The picture in the header of this post is the view from our bedroom from a particularly glorious, recent sunrise. I Tweeted a similar picture the other day and someone from Bitcoin Twitter seemed very interested in working with me to build a housing development that took advantage of our view. I have no idea whether he was being serious or joking, was a scammer of some sort or whatever but there is a bigger point. For us, there is no improving what we've built for ourselves. We live the life we want and have enough savings to make us comfortable all while living the day to day lives that we want. More money would be nice, who'd say no, but the diminishing return, assuming we could even be successful, would not be worth what we'd lose.
Take that paragraph and plug in your own details. Do you enjoy what you do every day? Are you happy at home? Do you have a little bit of saving that gives some peace of mind and optionality? How's your health and fitness? If you don't like your answers to those questions, what is your best path to better answers? Maybe take a beat to ponder that big changes, like a new job, might not be the best route to the outcome you want. Would a 50% pay increase be worth 100% more stress? There's no wrong answer which means that for some people that answer is no. Over the years I've had a couple of opportunities come my way, really not very many, one made sense, adding AdvisorShares to my plate because it did not take away my autonomy. There was another one that would have required spending more time down in Phoenix. It would have been a lot more money but turned my life inside out. Not worth it.
In a related note, I saw a meme from another Bitcoiner that showed a man with four balls and chains around his ankles representing his mortgage, car payment, student debt and credit card debt. He posture implied depression and the caption was "I'm so happy." The accompanying Tweet talked about Bitcoin fixing debt slavery. I'm not sure how Bitcoin fixes it but no matter because there is nothing new about being over indebted or living beyond your means to the point of being miserable.

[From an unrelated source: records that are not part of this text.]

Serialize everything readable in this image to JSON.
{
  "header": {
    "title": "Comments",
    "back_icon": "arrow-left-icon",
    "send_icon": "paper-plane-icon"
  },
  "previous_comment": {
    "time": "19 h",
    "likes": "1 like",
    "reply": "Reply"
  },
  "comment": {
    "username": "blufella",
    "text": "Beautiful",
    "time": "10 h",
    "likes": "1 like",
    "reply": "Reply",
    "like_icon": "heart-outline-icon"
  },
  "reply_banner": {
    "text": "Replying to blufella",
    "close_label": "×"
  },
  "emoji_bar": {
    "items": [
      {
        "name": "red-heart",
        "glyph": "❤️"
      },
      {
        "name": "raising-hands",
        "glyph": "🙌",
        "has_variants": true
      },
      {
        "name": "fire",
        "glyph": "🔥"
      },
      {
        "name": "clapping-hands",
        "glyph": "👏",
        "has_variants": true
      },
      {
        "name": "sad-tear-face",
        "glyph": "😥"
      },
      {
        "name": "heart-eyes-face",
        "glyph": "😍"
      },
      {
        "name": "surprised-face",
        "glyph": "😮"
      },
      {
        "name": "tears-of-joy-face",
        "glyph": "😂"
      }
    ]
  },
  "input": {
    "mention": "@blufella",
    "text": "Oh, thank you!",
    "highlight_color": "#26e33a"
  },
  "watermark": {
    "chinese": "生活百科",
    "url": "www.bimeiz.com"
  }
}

This is a point we've made times here but is always worth remembering; every other aspect of your life becomes easier when you live below your means. One contributing factor to success here is knowing yourself and what you really value. Turning my life inside out would not have been worth it. I understood in real time what I value and what I don't. There are plenty of studies that show diminishing returns above a certain income. I was lucky to figure this out for myself pretty early but it is never too late. Who at 50 would prefer to add a ton of job stress? Someone's hand might be forced of course but is feeling miserable worth an extra few thousand a month? Again, everyone's circumstance is different but take a breath before you turn your life inside out.
Recently Nassim Taleb pivoted on Bitcoin, calling it a ponzi among other things, culminating in an appearance on CNBC the other day. This has given rise to what I will call Anti-Taleb Twitter which has pounded him for not understanding Bitcoin, economics in general and the list goes on. I've been transparent about why I own some bitcoin, for the asymmetric opportunity that I believe exists and that I learned about from Taleb 15 years ago or so when he talked about barbelling a portfolio into mostly safe holdings with a small exposure to risky assets that could go to the moon. The asymmetric opportunity of Bitcoin and recently I added a little Ethereum, is alive and well. It could go to a million or go to zero. But another Taleb idea, the longer Bitcoin goes without going to zero, the less likely it is to go to zero; Lindy. The concepts ring true to me but I disagree with his conclusion. So I am taking bits of process but I don't agree with everything. In Taleb's case, I don't agree with many of his conclusions but have still learned plenty.
Taleb is right that Bitcoin is not looking like it will be a medium of exchange anytime soon. That doesn't invalidate the anti fiat qualities that Bitcoin might end up having or if not anti fiat then maybe the benefit will just be making a wager and the wager paying off with no other outcome. I don't know what will happen with Bitcoin, for someone not in the BTC cult, like me, you don't have to know the outcome, you just need to understand the risk you're taking and size that risk in relation to your other portfolio assets accordingly.
One particular comment from Taleb earned him total ridicule, he said that instead of Bitcoin to hedge inflation, you should buy land and grow something like olives and make olive oil. People seemed to take this as his saying to store olive oil, a wasting asset, somewhere to hedge inflation. If that is what he meant, then yeah that's odd. I took his comment though to mean grow a crop of some sort and sell it. As you harvest foodstuffs every year or whatever, that new yield would price at current market levels, probably keeping up with inflation which would make more sense. I don't know the first thing about the economics of growing olives to sell olive oil but from where I live, I could probably relate to owning enough land to harvest firewood. A few years ago, a cord of juniper wood cost us about $250, our most recent purchase was almost double. You'd probably need quite a bit of acreage but the point of hedging inflation seems to stand up.
Regardless of my limited knowledge of crops, the construct that it should be one or the other, Bitcoin or olive oil, as everyone seems to be taking it, is false. There is nothing that prevents someone who actually knows something about growing a crop from owning a little Bitcoin...in an amount they are prepared to see go to zero.